NPR featured research by Andrea Armani and Samantha McBirney of the USC Viterbi School on how a magnet might help detect malaria. Armani realized healthy blood is non-magnetic and discovered that placing a magnet next to blood infected with malaria will change the amount of light that can go through the blood sample. She developed a low-cost device with a laser, magnet and detector to do rapid screening. "It has about the same amount of power as a laser pointer. It's about the same strength as a refrigerator magnet and it costs just as much," Armani said.
Time highlighted research by Elizabeth Bondi, Milind Tambe and others from the USC Viterbi School on using machine learning to train artificial intelligence to identify poachers. Using drones, the researchers are able to accurately identify the signs of poachers at all hours without relying on humans to monitor the images. "This drone technology, in addition to the work we have done with machine learning and AI, this is a much more comprehensive system," Bondi said.
Gizmodo highlighted commentary by Kristen Zaleski and Jessica Klein of the USC Suzanne Dworak-Peck School on why society should consider non-consensual sharing of intimate images as sexual assault. Although Zaleski does not know of any research that specifically links "revenge porn" and post-traumatic stress disorder and other mental health consequences, Zaleski and Klein are working to develop recommendations for mental health clinicians who treat patients who have been victims. âTo me, revenge porn is sexual assault; I do not see a distinction," Zaleski said.
Univision Los Angeles affiliate KMEX-TV featured Yarenis Slater, who graduated from the USC Suzanne Dworak-Peck School in May and is a police officer in Gardena. Slater realized her law enforcement training was not enough to help her serve and protect the neighborhoods she works. By overcoming obstacles and earning a graduate degree, Slater feels better prepared as an officer and has more tools as her disposal beyond her existing training.
Los Angeles Times quoted Ayse Imrohoroglu of the USC Marshall School about the different meanings of "uncertainty" in economic discussions.
Bloomberg quoted Neeraj Sood of the USC Schaeffer Center on how high-deductible health plans save patients money only when they do not get sick.

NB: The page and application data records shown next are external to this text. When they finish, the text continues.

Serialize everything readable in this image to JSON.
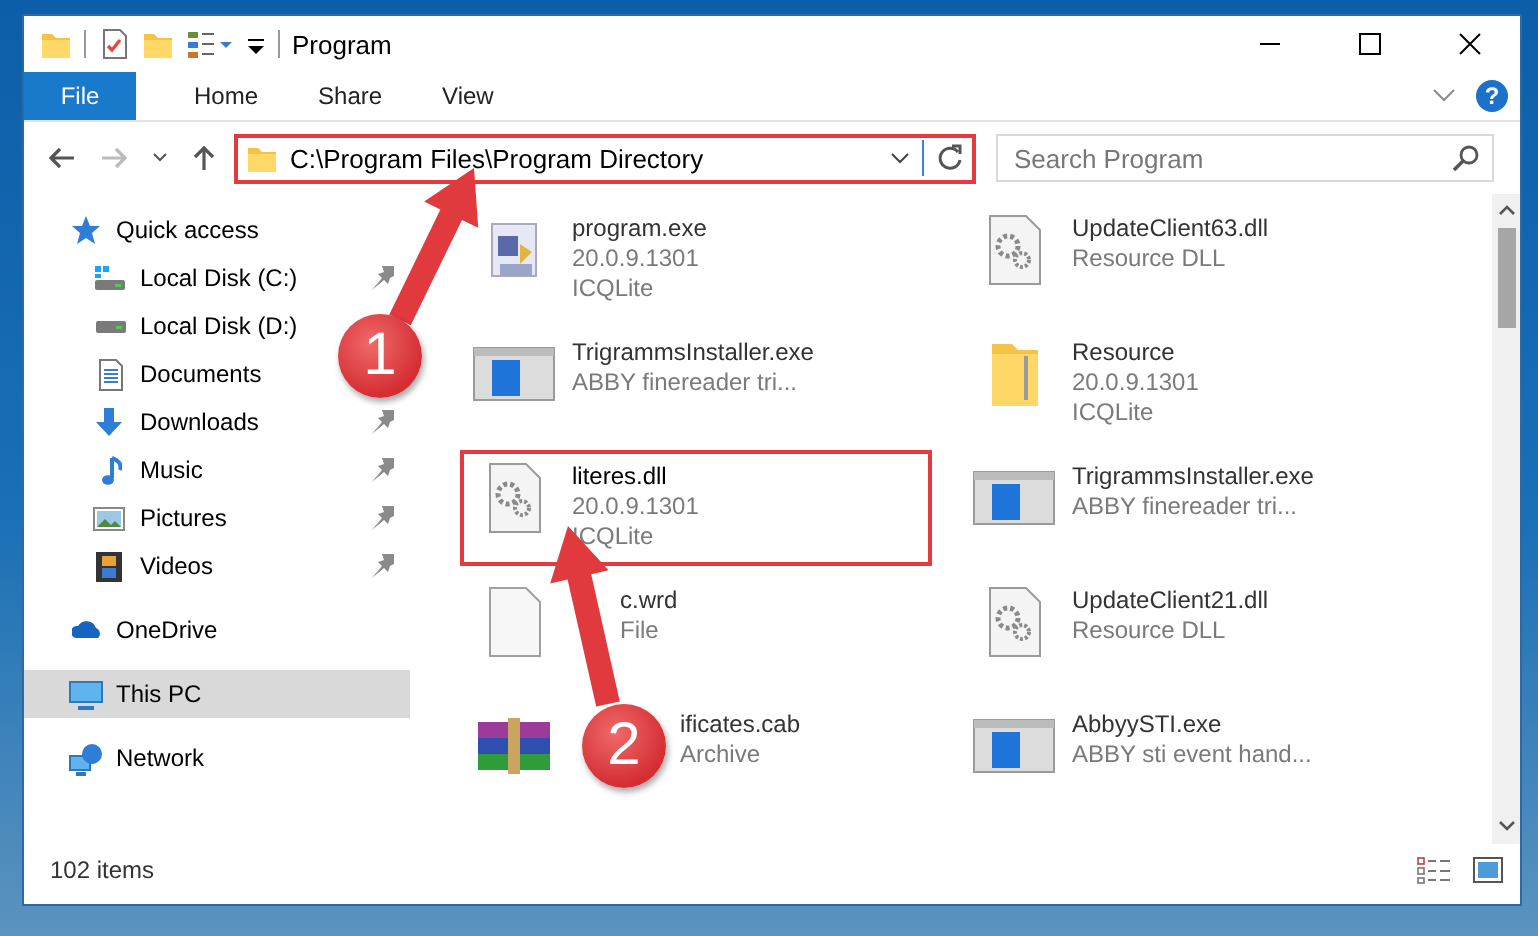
{
  "window": {
    "title": "Program"
  },
  "ribbon": {
    "tabs": [
      {
        "label": "File",
        "kind": "file"
      },
      {
        "label": "Home",
        "kind": "tab"
      },
      {
        "label": "Share",
        "kind": "tab"
      },
      {
        "label": "View",
        "kind": "tab"
      }
    ],
    "help_label": "?"
  },
  "address_bar": {
    "path": "C:\\Program Files\\Program Directory",
    "highlighted": true
  },
  "search": {
    "placeholder": "Search Program"
  },
  "navigation": [
    {
      "label": "Quick access",
      "kind": "star",
      "selected": false,
      "children": [
        {
          "label": "Local Disk (C:)",
          "kind": "system-drive",
          "pinned": true,
          "selected": false
        },
        {
          "label": "Local Disk (D:)",
          "kind": "drive",
          "pinned": false,
          "selected": false
        },
        {
          "label": "Documents",
          "kind": "documents",
          "pinned": false,
          "selected": false
        },
        {
          "label": "Downloads",
          "kind": "downloads",
          "pinned": true,
          "selected": false
        },
        {
          "label": "Music",
          "kind": "music",
          "pinned": true,
          "selected": false
        },
        {
          "label": "Pictures",
          "kind": "pictures",
          "pinned": true,
          "selected": false
        },
        {
          "label": "Videos",
          "kind": "videos",
          "pinned": true,
          "selected": false
        }
      ]
    },
    {
      "label": "OneDrive",
      "kind": "cloud",
      "selected": false
    },
    {
      "label": "This PC",
      "kind": "pc",
      "selected": true
    },
    {
      "label": "Network",
      "kind": "network",
      "selected": false
    }
  ],
  "files": [
    {
      "name": "program.exe",
      "details": [
        "20.0.9.1301",
        "ICQLite"
      ],
      "kind": "setup",
      "highlighted": false
    },
    {
      "name": "UpdateClient63.dll",
      "details": [
        "Resource DLL"
      ],
      "kind": "dll",
      "highlighted": false
    },
    {
      "name": "TrigrammsInstaller.exe",
      "details": [
        "ABBY finereader tri..."
      ],
      "kind": "window",
      "highlighted": false
    },
    {
      "name": "Resource",
      "details": [
        "20.0.9.1301",
        "ICQLite"
      ],
      "kind": "folder",
      "highlighted": false
    },
    {
      "name": "literes.dll",
      "details": [
        "20.0.9.1301",
        "ICQLite"
      ],
      "kind": "dll",
      "highlighted": true
    },
    {
      "name": "TrigrammsInstaller.exe",
      "details": [
        "ABBY finereader tri..."
      ],
      "kind": "window",
      "highlighted": false
    },
    {
      "name": "c.wrd",
      "details": [
        "File"
      ],
      "kind": "document",
      "highlighted": false
    },
    {
      "name": "UpdateClient21.dll",
      "details": [
        "Resource DLL"
      ],
      "kind": "dll",
      "highlighted": false
    },
    {
      "name": "ificates.cab",
      "details": [
        "Archive"
      ],
      "kind": "archive",
      "highlighted": false
    },
    {
      "name": "AbbyySTI.exe",
      "details": [
        "ABBY sti event hand..."
      ],
      "kind": "window",
      "highlighted": false
    }
  ],
  "status_bar": {
    "item_count": "102 items"
  },
  "annotations": [
    {
      "label": "1"
    },
    {
      "label": "2"
    }
  ]
}
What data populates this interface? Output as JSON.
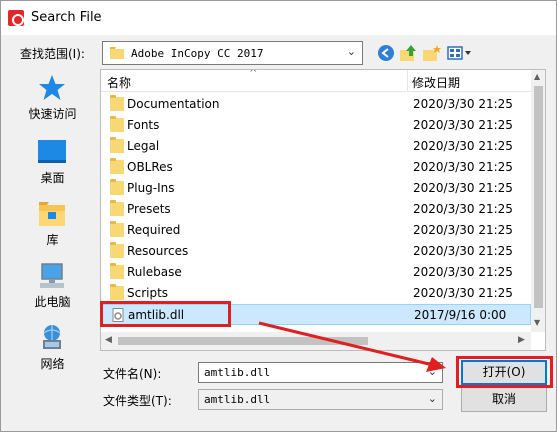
{
  "window": {
    "title": "Search File"
  },
  "lookin": {
    "label": "查找范围(I):",
    "value": "Adobe InCopy CC 2017"
  },
  "toolbar": {
    "back_icon": "back-arrow-icon",
    "up_icon": "up-folder-icon",
    "new_folder_icon": "new-folder-icon",
    "view_icon": "view-menu-icon"
  },
  "places": [
    {
      "label": "快速访问",
      "icon": "quick-access-star-icon"
    },
    {
      "label": "桌面",
      "icon": "desktop-icon"
    },
    {
      "label": "库",
      "icon": "libraries-icon"
    },
    {
      "label": "此电脑",
      "icon": "this-pc-icon"
    },
    {
      "label": "网络",
      "icon": "network-icon"
    }
  ],
  "list": {
    "col_name": "名称",
    "col_date": "修改日期",
    "rows": [
      {
        "name": "Documentation",
        "date": "2020/3/30 21:25",
        "type": "folder"
      },
      {
        "name": "Fonts",
        "date": "2020/3/30 21:25",
        "type": "folder"
      },
      {
        "name": "Legal",
        "date": "2020/3/30 21:25",
        "type": "folder"
      },
      {
        "name": "OBLRes",
        "date": "2020/3/30 21:25",
        "type": "folder"
      },
      {
        "name": "Plug-Ins",
        "date": "2020/3/30 21:25",
        "type": "folder"
      },
      {
        "name": "Presets",
        "date": "2020/3/30 21:25",
        "type": "folder"
      },
      {
        "name": "Required",
        "date": "2020/3/30 21:25",
        "type": "folder"
      },
      {
        "name": "Resources",
        "date": "2020/3/30 21:25",
        "type": "folder"
      },
      {
        "name": "Rulebase",
        "date": "2020/3/30 21:25",
        "type": "folder"
      },
      {
        "name": "Scripts",
        "date": "2020/3/30 21:25",
        "type": "folder"
      },
      {
        "name": "amtlib.dll",
        "date": "2017/9/16 0:00",
        "type": "file"
      }
    ]
  },
  "filename": {
    "label": "文件名(N):",
    "value": "amtlib.dll"
  },
  "filetype": {
    "label": "文件类型(T):",
    "value": "amtlib.dll"
  },
  "buttons": {
    "open": "打开(O)",
    "cancel": "取消"
  },
  "colors": {
    "annotation_red": "#e02020",
    "selection": "#cce8ff",
    "folder": "#f8d775"
  }
}
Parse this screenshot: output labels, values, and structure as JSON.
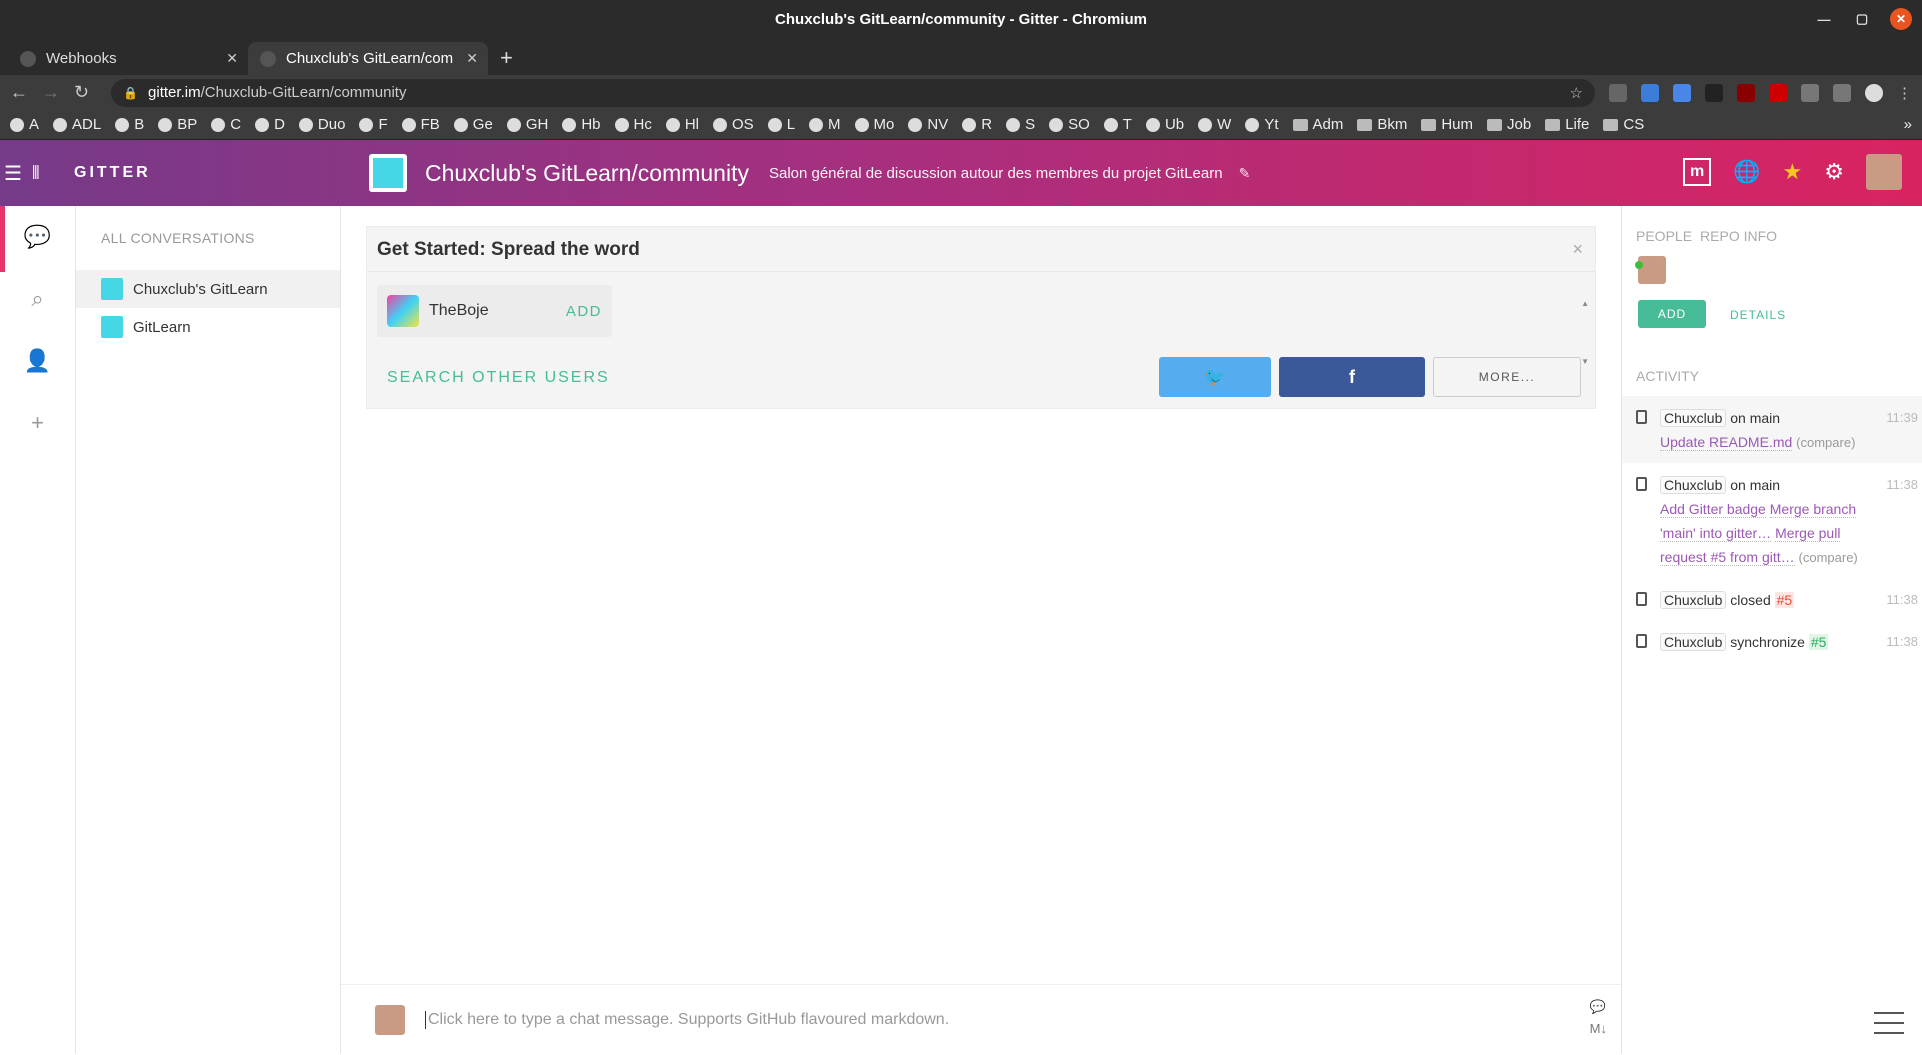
{
  "window": {
    "title": "Chuxclub's GitLearn/community - Gitter - Chromium"
  },
  "tabs": [
    {
      "label": "Webhooks"
    },
    {
      "label": "Chuxclub's GitLearn/com"
    }
  ],
  "address": {
    "host": "gitter.im",
    "path": "/Chuxclub-GitLearn/community"
  },
  "bookmarks": [
    "A",
    "ADL",
    "B",
    "BP",
    "C",
    "D",
    "Duo",
    "F",
    "FB",
    "Ge",
    "GH",
    "Hb",
    "Hc",
    "Hl",
    "OS",
    "L",
    "M",
    "Mo",
    "NV",
    "R",
    "S",
    "SO",
    "T",
    "Ub",
    "W",
    "Yt",
    "Adm",
    "Bkm",
    "Hum",
    "Job",
    "Life",
    "CS"
  ],
  "bookmark_folders": [
    "Adm",
    "Bkm",
    "Hum",
    "Job",
    "Life",
    "CS"
  ],
  "gitter": {
    "logo": "GITTER",
    "room_title": "Chuxclub's GitLearn/community",
    "room_topic": "Salon général de discussion autour des membres du projet GitLearn",
    "header_m": "m"
  },
  "sidebar": {
    "heading": "ALL CONVERSATIONS",
    "rooms": [
      {
        "name": "Chuxclub's GitLearn",
        "selected": true
      },
      {
        "name": "GitLearn",
        "selected": false
      }
    ]
  },
  "get_started": {
    "title": "Get Started: Spread the word",
    "close": "×",
    "suggested_user": "TheBoje",
    "add_label": "ADD",
    "search_label": "SEARCH OTHER USERS",
    "more_label": "MORE..."
  },
  "composer": {
    "placeholder": "Click here to type a chat message. Supports GitHub flavoured markdown."
  },
  "right_panel": {
    "tab_people": "PEOPLE",
    "tab_repo": "REPO INFO",
    "add_label": "ADD",
    "details_label": "DETAILS",
    "activity_heading": "ACTIVITY",
    "activity": [
      {
        "user": "Chuxclub",
        "action": "on main",
        "links": [
          "Update README.md"
        ],
        "compare": "(compare)",
        "time": "11:39"
      },
      {
        "user": "Chuxclub",
        "action": "on main",
        "links": [
          "Add Gitter badge",
          "Merge branch 'main' into gitter…",
          "Merge pull request #5 from gitt…"
        ],
        "compare": "(compare)",
        "time": "11:38"
      },
      {
        "user": "Chuxclub",
        "action": "closed",
        "pr": "#5",
        "time": "11:38"
      },
      {
        "user": "Chuxclub",
        "action": "synchronize",
        "pr": "#5",
        "time": "11:38"
      }
    ]
  },
  "colors": {
    "accent": "#46bc99",
    "header_start": "#753a88",
    "header_end": "#d92361",
    "twitter": "#55acee",
    "facebook": "#3b5998"
  }
}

Chicago Tribune quoted Orin Kerr of the USC Gould School about a Supreme Court case that determined the government, in most cases, cannot access an individual's cell phone data without a warrant.
The New York Times and Los Angeles Times cited research by Stacy Smith and colleagues from the USC Annenberg School's Inclusion Initiative on the lack of gender parity among film directors. NBC News and MSN cited a separate study by Smith on the underrepresentation of women and minorities in entertainment.
The Press-Telegram cited results from the USC Dornsife/Los Angeles Times poll on the lack of voter support for California's gas tax.
Vernon Morning Star (Canada) reported on an exhibit by Caroline Clerc of the USC Roski School.
Public Radio International reported on work by Emily Putnam-Hornstein of the USC Suzanne Dworak-Peck School and colleagues to develop the Allegheny Family Screening Tool.
New Zealand Herald cited research by Rael Cahn of the Keck School of Medicine of USC on the possible correlation between meditation practices and reduced inflammation.
Albuquerque Journal noted USC Dornsife College's Program for Environmental and Regional Equity partnered with PolicyLink and others to develop a report on racial equity within Albuquerque, New Mexico.
Xinhua News Agency reported on research by Stephen Gruber of the Keck School of Medicine of USC and colleagues on a single missing iron atom in a key DNA repair protein that may be the root cause for the development of an aggressive, early-onset form of colon cancer.
Pasadena Now mentioned that USC partnered with researchers from CalTech to investigate an unusual DNA mutation.